The CEO was only on board for a little more than a year, but a lot happened in that time. Now, as he leaves, the company is taking on a major cloud computing partnership.
Ed Daihl, Accela’s CEO, is stepping down from his role after about a year for personal reasons.
But he still has a stake in the company. Literally — he’s an investor. He’ll be sticking around as an adviser as Mark Jung, the company board’s executive director, takes on leadership. The company is searching for a new permanent CEO and has already begun interviews.
The partnership is with Microsoft. In the infrastructure-platform-software structure that defines cloud technology, Microsoft Azure will be the cloud on which the Accela platform sits, and the applications that spring from that platform will both come from Accela and third-party developers via APIs.
Accela still has its own data centers, and customers can still choose them. But going forward — and most of the company’s new customers have been cloud deployments, Daihl notes — Azure will be the main infrastructure supporting Accela.
“That partnership begins, really, in earnest today, the beginning of the fiscal year,” Jung said. “That partnership really has no end [date].”
Daihl’s tenure as CEO was, if short, action-packed. The company was sold to the private equity firm Berkshire Partners in a massive deal. It launched a Center of Expertise to help customers with challenging regulatory problems. It started edging into the applications space with commercial-off-the-shelf solutions meant to help government tackle marijuana, short-term rentals, planning and building.
“We’ve actually started coming out with products, which is new to us, rather than [just] having this framework,” Daihl said.

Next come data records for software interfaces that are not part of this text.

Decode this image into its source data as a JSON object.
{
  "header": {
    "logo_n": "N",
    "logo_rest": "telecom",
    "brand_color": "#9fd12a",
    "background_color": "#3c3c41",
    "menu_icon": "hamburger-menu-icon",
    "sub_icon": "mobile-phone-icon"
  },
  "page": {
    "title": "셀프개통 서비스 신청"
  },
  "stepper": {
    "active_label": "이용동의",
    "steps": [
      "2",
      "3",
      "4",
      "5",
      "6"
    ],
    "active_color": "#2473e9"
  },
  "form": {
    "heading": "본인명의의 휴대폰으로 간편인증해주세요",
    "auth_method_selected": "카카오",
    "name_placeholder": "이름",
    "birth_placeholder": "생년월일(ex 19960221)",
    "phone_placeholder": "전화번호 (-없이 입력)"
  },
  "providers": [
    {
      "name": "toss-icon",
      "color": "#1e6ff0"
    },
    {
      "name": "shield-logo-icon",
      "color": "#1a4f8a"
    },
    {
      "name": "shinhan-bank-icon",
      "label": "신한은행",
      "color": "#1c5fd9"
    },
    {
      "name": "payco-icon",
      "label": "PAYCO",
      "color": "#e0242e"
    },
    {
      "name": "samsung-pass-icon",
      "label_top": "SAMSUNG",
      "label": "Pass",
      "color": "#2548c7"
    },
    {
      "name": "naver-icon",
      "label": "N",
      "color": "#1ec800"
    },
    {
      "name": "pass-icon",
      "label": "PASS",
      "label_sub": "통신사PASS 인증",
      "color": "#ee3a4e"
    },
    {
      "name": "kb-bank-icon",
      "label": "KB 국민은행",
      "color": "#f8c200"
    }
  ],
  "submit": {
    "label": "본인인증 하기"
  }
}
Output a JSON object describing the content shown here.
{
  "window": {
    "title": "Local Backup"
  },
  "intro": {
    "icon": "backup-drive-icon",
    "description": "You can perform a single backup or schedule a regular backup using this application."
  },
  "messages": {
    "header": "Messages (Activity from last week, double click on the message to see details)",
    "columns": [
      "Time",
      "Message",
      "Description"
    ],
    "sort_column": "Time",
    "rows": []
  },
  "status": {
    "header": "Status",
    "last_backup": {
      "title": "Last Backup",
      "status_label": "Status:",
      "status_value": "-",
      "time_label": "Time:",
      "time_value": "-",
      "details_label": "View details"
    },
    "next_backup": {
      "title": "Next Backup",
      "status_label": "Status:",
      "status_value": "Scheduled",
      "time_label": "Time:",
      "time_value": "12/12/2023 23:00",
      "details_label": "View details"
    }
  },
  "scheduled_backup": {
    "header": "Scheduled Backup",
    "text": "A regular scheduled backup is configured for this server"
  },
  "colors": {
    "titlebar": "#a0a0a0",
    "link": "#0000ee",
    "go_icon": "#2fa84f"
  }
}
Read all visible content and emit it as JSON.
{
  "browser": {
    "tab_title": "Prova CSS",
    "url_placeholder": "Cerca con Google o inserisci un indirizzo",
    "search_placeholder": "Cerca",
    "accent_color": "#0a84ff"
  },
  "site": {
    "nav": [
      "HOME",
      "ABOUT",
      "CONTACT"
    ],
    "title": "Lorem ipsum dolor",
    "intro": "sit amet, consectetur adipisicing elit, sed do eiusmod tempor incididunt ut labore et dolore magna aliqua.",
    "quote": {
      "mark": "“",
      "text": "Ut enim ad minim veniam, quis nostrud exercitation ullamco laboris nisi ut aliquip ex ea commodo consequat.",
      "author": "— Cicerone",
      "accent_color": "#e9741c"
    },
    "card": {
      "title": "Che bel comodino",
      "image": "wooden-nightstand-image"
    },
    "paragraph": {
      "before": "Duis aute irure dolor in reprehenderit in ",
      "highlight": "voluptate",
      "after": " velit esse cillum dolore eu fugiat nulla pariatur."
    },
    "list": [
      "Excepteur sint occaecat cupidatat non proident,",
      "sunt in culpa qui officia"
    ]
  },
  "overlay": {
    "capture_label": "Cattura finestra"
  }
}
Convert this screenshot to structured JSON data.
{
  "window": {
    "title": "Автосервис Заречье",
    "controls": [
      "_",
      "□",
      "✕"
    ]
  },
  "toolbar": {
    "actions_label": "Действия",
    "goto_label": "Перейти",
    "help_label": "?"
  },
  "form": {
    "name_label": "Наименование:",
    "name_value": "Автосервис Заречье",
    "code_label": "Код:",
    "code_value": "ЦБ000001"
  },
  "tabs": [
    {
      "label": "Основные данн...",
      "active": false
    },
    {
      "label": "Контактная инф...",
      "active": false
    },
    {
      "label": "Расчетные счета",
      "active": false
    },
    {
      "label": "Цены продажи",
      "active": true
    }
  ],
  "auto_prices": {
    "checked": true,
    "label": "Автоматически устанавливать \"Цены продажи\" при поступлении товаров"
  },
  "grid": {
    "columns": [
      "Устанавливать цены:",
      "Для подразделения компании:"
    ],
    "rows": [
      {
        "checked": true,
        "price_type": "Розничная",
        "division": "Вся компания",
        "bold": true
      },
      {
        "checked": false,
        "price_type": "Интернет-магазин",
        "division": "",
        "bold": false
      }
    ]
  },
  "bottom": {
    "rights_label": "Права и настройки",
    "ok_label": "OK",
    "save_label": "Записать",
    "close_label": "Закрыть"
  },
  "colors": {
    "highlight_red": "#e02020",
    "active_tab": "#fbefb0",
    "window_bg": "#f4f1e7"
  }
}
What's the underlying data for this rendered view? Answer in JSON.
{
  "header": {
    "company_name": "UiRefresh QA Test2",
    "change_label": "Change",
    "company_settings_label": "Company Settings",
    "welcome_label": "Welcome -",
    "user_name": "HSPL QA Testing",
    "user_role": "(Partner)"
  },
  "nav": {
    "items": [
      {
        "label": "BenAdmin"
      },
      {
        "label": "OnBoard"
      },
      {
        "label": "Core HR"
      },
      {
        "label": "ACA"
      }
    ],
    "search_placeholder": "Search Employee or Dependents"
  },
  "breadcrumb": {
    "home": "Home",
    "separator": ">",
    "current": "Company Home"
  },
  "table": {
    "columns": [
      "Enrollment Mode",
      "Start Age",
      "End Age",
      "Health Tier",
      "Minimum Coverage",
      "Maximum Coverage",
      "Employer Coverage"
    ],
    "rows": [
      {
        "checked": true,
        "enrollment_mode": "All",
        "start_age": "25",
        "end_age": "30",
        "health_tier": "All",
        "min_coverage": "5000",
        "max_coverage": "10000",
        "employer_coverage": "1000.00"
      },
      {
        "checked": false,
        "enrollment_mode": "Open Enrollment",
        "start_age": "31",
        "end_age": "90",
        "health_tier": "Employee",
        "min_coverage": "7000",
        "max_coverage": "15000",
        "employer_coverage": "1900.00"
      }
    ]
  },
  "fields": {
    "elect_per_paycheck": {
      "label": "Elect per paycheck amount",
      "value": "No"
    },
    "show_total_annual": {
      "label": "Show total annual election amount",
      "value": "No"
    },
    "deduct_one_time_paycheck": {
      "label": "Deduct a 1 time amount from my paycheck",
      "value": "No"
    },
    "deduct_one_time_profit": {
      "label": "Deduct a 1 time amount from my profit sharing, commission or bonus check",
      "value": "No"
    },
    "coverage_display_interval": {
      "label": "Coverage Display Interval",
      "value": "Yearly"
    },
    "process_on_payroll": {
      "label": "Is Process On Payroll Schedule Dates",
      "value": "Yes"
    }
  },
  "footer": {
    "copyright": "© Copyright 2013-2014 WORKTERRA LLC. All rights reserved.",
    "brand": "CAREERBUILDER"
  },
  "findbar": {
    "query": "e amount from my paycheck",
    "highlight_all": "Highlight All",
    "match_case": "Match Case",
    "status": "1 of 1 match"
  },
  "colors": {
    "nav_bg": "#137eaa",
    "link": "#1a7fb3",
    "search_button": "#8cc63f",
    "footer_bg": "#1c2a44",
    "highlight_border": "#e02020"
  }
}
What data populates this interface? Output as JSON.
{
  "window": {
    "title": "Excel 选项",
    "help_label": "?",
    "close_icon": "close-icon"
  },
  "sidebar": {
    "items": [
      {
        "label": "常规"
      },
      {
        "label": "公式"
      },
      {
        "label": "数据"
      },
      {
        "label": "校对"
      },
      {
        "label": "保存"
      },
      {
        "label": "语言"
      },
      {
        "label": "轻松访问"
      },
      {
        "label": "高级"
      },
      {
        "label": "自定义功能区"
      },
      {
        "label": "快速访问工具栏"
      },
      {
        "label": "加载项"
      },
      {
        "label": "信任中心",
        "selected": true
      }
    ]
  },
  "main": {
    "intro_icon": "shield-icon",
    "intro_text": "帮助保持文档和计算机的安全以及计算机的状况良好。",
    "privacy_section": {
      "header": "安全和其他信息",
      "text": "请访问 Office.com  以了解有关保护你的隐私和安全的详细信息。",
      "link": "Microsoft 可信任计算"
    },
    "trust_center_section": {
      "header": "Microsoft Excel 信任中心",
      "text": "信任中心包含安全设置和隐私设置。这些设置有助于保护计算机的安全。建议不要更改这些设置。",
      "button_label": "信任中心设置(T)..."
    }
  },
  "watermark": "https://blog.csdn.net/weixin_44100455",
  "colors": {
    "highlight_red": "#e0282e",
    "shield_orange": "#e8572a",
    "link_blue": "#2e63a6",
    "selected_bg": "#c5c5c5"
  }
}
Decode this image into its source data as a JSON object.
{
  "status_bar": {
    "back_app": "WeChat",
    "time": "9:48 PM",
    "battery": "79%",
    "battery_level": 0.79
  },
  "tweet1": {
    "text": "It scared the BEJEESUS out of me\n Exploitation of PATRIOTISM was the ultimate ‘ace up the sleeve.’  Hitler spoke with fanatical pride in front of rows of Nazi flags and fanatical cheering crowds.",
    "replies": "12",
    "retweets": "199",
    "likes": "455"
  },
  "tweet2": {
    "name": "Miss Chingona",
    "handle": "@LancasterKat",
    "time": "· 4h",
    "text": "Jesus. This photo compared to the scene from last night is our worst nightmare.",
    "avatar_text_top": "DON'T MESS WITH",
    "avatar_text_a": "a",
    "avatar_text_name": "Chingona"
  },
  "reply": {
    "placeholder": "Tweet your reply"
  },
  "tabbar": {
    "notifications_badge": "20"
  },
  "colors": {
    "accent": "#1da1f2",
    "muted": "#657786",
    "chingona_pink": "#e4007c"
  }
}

It also started a more aggressive international expansion, with new customer support operations in Dublin, Ireland, and Amman, Jordan, and a growing staff in Salt Lake City. As it pursues more government clients overseas, Jung said those centers, as well as the partnership with the global giant that is Microsoft, will help.
“We need to be set up to have development, cloud operations and customer support worldwide so we can follow the sun,” he said.
Internally, Daihl rolled out a five-year strategy for the company — called the seven pillars — that remains in place. They were aimed at benchmarking Accela as a cloud company against other cloud companies in various areas and then improving on those benchmarks.
“The best is yet ahead of Accela,” Daihl said.